Rheumatoid arthritis is a chronic condition that causes the body’s immune system to attack the joints, resulting in inflammation, swelling and pain.
Finding an effective medication that helps manage the condition can, for many patients, be a lengthy process. Some patients are prescribed biologic medications, of which there are two different kinds: innovator biologics and biosimilars. The nature of their differences means that physicians and patients need to carefully consider a switch from one to the other.
As the name suggests, biosimilars are similar but not identical to the innovator biologics they intend to copy. Both types of drugs are produced from living cells using very precise manufacturing processes. Given their inherent complexity and the size of the molecules, it is impossible for a biosimilar to be an exact replica of the innovator biologic.
Some patients who are on one product may be faced with a decision to switch medications, due to costs, changes in reimbursement, or other non-medical issues. Patients should be fully informed before making any decisions related to their medications.

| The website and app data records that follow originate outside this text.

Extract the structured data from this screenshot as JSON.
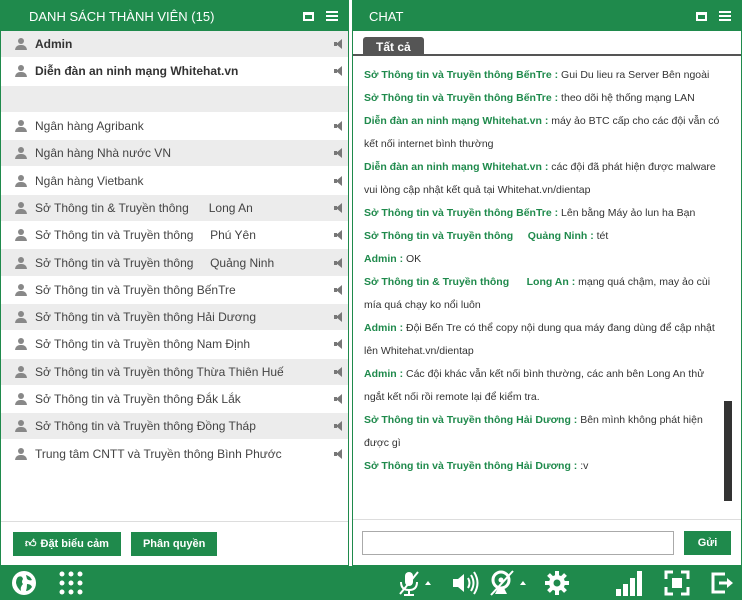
{
  "members_panel": {
    "title": "DANH SÁCH THÀNH VIÊN (15)",
    "members": [
      {
        "name": "Admin",
        "bold": true
      },
      {
        "name": "Diễn đàn an ninh mạng Whitehat.vn",
        "bold": true,
        "tall": true
      },
      {
        "name": "Ngân hàng Agribank"
      },
      {
        "name": "Ngân hàng Nhà nước VN"
      },
      {
        "name": "Ngân hàng Vietbank"
      },
      {
        "name": "Sở Thông tin & Truyền thông      Long An"
      },
      {
        "name": "Sở Thông tin và Truyền thông     Phú Yên"
      },
      {
        "name": "Sở Thông tin và Truyền thông     Quảng Ninh"
      },
      {
        "name": "Sở Thông tin và Truyền thông BếnTre"
      },
      {
        "name": "Sở Thông tin và Truyền thông Hải Dương"
      },
      {
        "name": "Sở Thông tin và Truyền thông Nam Định"
      },
      {
        "name": "Sở Thông tin và Truyền thông Thừa Thiên Huế"
      },
      {
        "name": "Sở Thông tin và Truyền thông Đắk Lắk"
      },
      {
        "name": "Sở Thông tin và Truyền thông Đồng Tháp"
      },
      {
        "name": "Trung tâm CNTT và Truyền thông Bình Phước"
      }
    ],
    "emoji_button": "Đặt biểu cảm",
    "permission_button": "Phân quyền"
  },
  "chat_panel": {
    "title": "CHAT",
    "tab_all": "Tất cả",
    "messages": [
      {
        "sender": "Sở Thông tin và Truyền thông BếnTre :",
        "text": " Gui Du lieu ra Server Bên ngoài"
      },
      {
        "sender": "Sở Thông tin và Truyền thông BếnTre :",
        "text": " theo dõi hệ thống mạng LAN"
      },
      {
        "sender": "Diễn đàn an ninh mạng Whitehat.vn :",
        "text": " máy ảo BTC cấp cho các đội vẫn có kết nối internet bình thường"
      },
      {
        "sender": "Diễn đàn an ninh mạng Whitehat.vn :",
        "text": " các đội đã phát hiện được malware vui lòng cập nhật kết quả tại Whitehat.vn/dientap"
      },
      {
        "sender": "Sở Thông tin và Truyền thông BếnTre :",
        "text": " Lên bằng Máy ảo lun ha Bạn"
      },
      {
        "sender": "Sở Thông tin và Truyền thông     Quảng Ninh :",
        "text": " tét"
      },
      {
        "sender": "Admin :",
        "text": " OK"
      },
      {
        "sender": "Sở Thông tin & Truyền thông      Long An :",
        "text": " mạng quá chậm, may ảo cùi mía quá chạy ko nổi luôn"
      },
      {
        "sender": "Admin :",
        "text": " Đội Bến Tre có thể copy nội dung qua máy đang dùng để cập nhật lên Whitehat.vn/dientap"
      },
      {
        "sender": "Admin :",
        "text": " Các đội khác vẫn kết nối bình thường, các anh bên Long An thử ngắt kết nối rồi remote lại để kiểm tra."
      },
      {
        "sender": "Sở Thông tin và Truyền thông Hải Dương :",
        "text": " Bên mình không phát hiện được gì"
      },
      {
        "sender": "Sở Thông tin và Truyền thông Hải Dương :",
        "text": " :v"
      }
    ],
    "input_value": "",
    "send_button": "Gửi"
  },
  "colors": {
    "accent": "#1f8a4c",
    "tab": "#555555"
  }
}
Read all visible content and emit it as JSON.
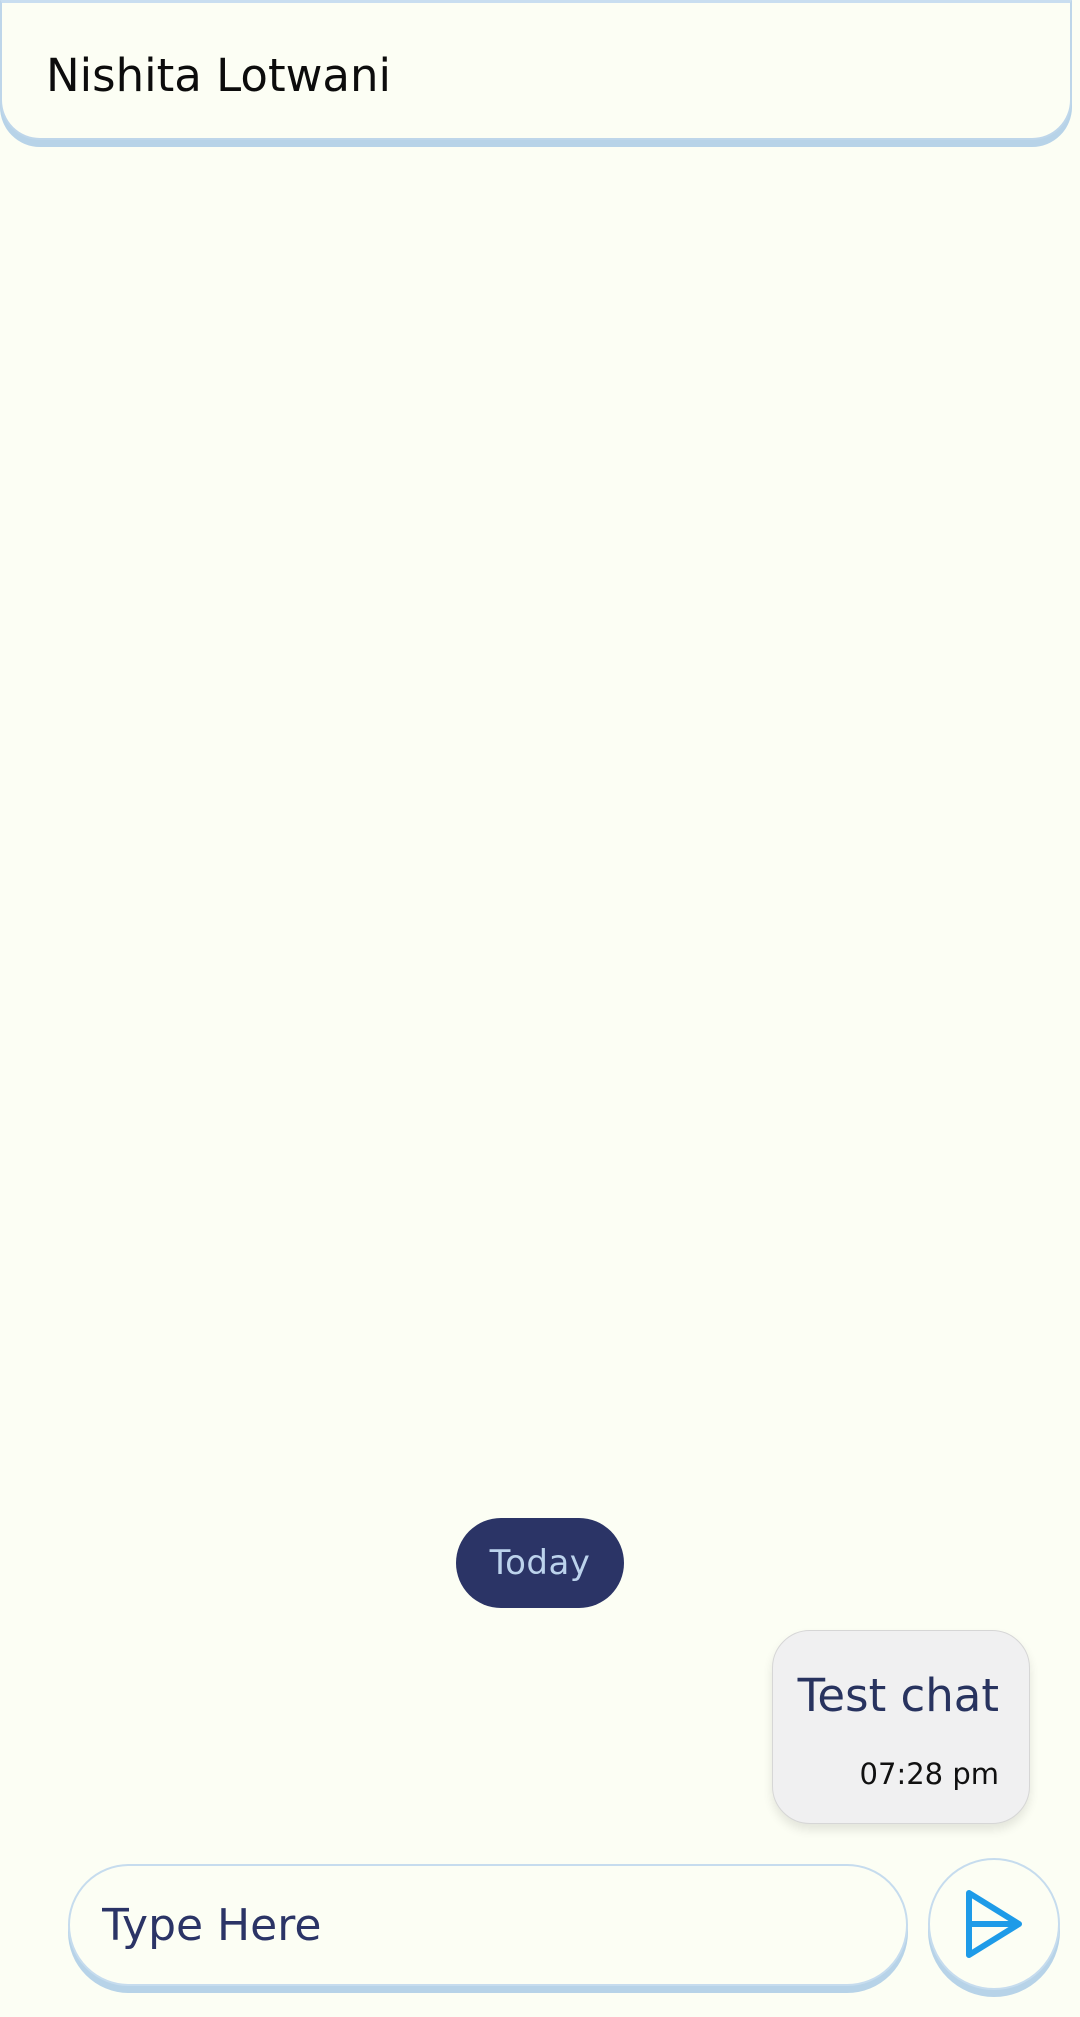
{
  "header": {
    "title": "Nishita Lotwani"
  },
  "chat": {
    "date_separator": "Today",
    "messages": [
      {
        "text": "Test chat",
        "time": "07:28 pm",
        "direction": "outgoing"
      }
    ]
  },
  "composer": {
    "placeholder": "Type Here",
    "value": "",
    "send_icon": "send-icon"
  },
  "colors": {
    "background": "#fcfef4",
    "accent_navy": "#2b3466",
    "chip_text": "#bcd3ec",
    "border_blue": "#b7d3e8",
    "send_icon": "#1e9be8",
    "bubble_bg": "#f0f0f1"
  }
}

Health Canada recommends that a decision to switch from an innovator biologic to a biosimilar only be made by the treating physician in consultation with the patient.
Ultimately, patients should speak to their doctors about their treatment, and always make sure they’re getting the medication they expect to receive.